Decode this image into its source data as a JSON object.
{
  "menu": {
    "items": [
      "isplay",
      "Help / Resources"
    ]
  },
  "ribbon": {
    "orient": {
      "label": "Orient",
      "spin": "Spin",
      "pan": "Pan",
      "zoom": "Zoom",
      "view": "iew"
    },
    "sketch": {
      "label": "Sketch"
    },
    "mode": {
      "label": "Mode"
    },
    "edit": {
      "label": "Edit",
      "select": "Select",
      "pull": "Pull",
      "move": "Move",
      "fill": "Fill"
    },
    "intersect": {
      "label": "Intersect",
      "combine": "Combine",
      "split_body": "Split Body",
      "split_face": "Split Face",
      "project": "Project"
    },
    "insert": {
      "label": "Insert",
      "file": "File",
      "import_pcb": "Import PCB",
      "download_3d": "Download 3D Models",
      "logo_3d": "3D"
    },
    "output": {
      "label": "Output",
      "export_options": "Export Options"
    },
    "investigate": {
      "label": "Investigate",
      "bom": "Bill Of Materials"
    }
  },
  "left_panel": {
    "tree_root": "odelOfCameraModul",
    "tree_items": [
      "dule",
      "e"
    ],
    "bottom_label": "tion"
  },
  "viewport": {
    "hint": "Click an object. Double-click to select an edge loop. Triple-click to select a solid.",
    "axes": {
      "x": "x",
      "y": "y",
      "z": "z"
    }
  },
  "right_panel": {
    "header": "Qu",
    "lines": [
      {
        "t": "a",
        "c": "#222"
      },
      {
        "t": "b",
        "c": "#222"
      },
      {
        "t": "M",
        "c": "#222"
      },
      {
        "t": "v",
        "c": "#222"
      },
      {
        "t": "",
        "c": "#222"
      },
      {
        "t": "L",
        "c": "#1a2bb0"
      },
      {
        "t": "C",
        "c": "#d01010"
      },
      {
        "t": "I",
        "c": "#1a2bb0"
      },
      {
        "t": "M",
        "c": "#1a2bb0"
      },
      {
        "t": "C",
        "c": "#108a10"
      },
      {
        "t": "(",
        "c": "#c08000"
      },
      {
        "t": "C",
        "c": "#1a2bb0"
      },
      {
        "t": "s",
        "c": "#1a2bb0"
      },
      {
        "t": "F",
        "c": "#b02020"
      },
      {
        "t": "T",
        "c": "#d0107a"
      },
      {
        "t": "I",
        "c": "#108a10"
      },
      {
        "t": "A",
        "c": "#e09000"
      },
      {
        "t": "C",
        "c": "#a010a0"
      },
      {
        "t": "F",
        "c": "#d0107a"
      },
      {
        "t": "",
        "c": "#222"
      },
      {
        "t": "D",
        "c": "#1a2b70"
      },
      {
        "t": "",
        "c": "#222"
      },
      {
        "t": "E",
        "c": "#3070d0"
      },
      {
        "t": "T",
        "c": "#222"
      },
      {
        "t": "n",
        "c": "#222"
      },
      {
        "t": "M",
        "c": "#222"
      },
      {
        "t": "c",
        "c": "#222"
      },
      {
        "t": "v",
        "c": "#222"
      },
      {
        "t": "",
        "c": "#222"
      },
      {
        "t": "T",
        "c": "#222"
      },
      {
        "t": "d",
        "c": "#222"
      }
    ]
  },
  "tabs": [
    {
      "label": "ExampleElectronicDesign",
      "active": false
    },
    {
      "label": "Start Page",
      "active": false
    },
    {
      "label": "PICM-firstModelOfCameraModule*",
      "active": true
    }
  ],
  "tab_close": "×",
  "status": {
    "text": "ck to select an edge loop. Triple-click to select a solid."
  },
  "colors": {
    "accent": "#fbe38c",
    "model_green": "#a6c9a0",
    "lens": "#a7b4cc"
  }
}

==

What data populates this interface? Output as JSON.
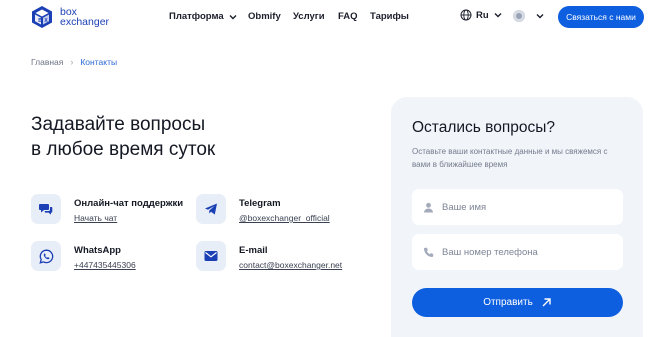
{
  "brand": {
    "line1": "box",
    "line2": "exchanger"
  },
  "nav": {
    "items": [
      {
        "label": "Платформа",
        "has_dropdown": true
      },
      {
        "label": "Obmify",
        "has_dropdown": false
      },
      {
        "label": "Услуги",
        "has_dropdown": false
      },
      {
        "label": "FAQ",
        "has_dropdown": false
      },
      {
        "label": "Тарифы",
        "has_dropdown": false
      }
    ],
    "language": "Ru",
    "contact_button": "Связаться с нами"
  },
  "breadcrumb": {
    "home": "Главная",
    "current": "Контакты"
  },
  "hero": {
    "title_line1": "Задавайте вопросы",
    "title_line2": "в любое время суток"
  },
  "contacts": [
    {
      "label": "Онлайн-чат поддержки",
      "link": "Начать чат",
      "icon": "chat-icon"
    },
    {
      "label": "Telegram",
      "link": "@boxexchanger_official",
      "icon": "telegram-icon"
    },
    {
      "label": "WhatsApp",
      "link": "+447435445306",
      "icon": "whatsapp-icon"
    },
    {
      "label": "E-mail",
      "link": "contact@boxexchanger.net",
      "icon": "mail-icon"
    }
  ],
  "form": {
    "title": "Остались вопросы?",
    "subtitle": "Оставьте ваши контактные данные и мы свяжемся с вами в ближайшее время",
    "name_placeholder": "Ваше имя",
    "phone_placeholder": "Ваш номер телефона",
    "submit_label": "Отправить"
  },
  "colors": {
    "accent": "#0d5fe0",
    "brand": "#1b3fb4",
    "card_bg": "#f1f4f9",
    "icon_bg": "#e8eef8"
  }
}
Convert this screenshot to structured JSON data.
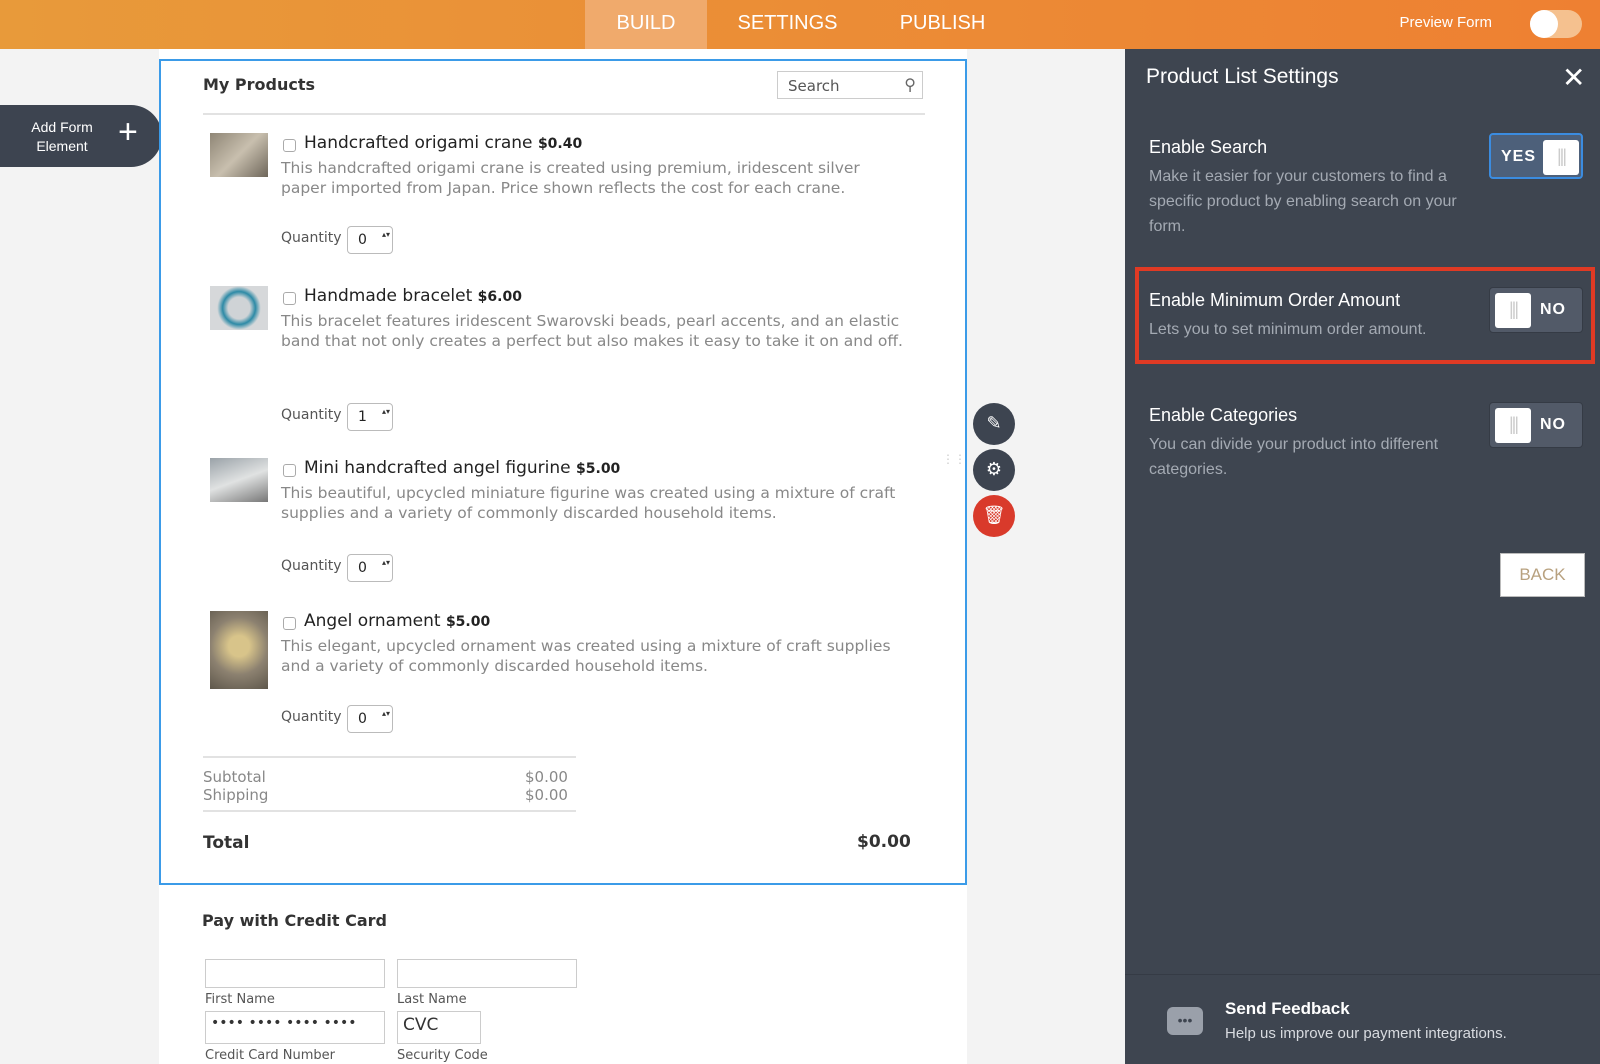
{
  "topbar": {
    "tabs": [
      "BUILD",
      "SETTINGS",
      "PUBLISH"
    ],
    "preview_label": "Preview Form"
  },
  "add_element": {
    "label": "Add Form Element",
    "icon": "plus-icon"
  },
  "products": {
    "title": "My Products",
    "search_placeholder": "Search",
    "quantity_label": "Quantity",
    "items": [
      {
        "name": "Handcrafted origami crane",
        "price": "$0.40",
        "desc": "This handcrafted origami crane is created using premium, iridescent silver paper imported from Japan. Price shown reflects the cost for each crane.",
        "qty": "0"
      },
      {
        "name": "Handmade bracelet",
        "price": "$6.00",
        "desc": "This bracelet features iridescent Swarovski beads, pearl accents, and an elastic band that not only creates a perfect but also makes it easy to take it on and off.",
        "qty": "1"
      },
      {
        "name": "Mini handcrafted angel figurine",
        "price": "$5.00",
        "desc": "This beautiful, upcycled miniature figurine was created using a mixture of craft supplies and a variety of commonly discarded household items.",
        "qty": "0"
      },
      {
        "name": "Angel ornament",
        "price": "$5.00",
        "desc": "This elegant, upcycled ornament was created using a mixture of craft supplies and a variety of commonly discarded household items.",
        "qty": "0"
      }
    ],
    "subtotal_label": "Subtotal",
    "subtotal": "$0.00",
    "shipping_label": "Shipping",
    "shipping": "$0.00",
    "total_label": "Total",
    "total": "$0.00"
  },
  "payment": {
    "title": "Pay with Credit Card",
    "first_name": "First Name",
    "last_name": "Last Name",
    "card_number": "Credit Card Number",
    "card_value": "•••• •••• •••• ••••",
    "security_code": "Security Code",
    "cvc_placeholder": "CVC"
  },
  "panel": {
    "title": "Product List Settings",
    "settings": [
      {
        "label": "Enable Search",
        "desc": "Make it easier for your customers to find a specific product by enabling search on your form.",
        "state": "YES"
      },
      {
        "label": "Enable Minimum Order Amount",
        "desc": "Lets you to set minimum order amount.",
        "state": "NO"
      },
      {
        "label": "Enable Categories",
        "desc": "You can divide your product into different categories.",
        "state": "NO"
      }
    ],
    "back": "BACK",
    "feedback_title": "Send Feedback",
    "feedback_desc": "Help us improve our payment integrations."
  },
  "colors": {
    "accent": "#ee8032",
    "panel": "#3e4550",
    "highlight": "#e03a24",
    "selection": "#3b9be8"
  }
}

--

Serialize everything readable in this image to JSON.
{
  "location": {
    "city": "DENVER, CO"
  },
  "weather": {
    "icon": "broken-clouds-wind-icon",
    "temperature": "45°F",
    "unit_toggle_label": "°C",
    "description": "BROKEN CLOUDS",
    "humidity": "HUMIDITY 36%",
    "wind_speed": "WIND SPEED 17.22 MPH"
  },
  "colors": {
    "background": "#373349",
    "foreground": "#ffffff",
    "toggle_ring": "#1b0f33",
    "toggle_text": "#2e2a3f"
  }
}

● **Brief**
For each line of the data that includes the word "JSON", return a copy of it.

● **Finished exercise**
Decode this image into its source data as a JSON object.
What data populates this interface? Output as JSON.
Convert this screenshot to structured JSON data.
Serialize everything readable in this image to JSON.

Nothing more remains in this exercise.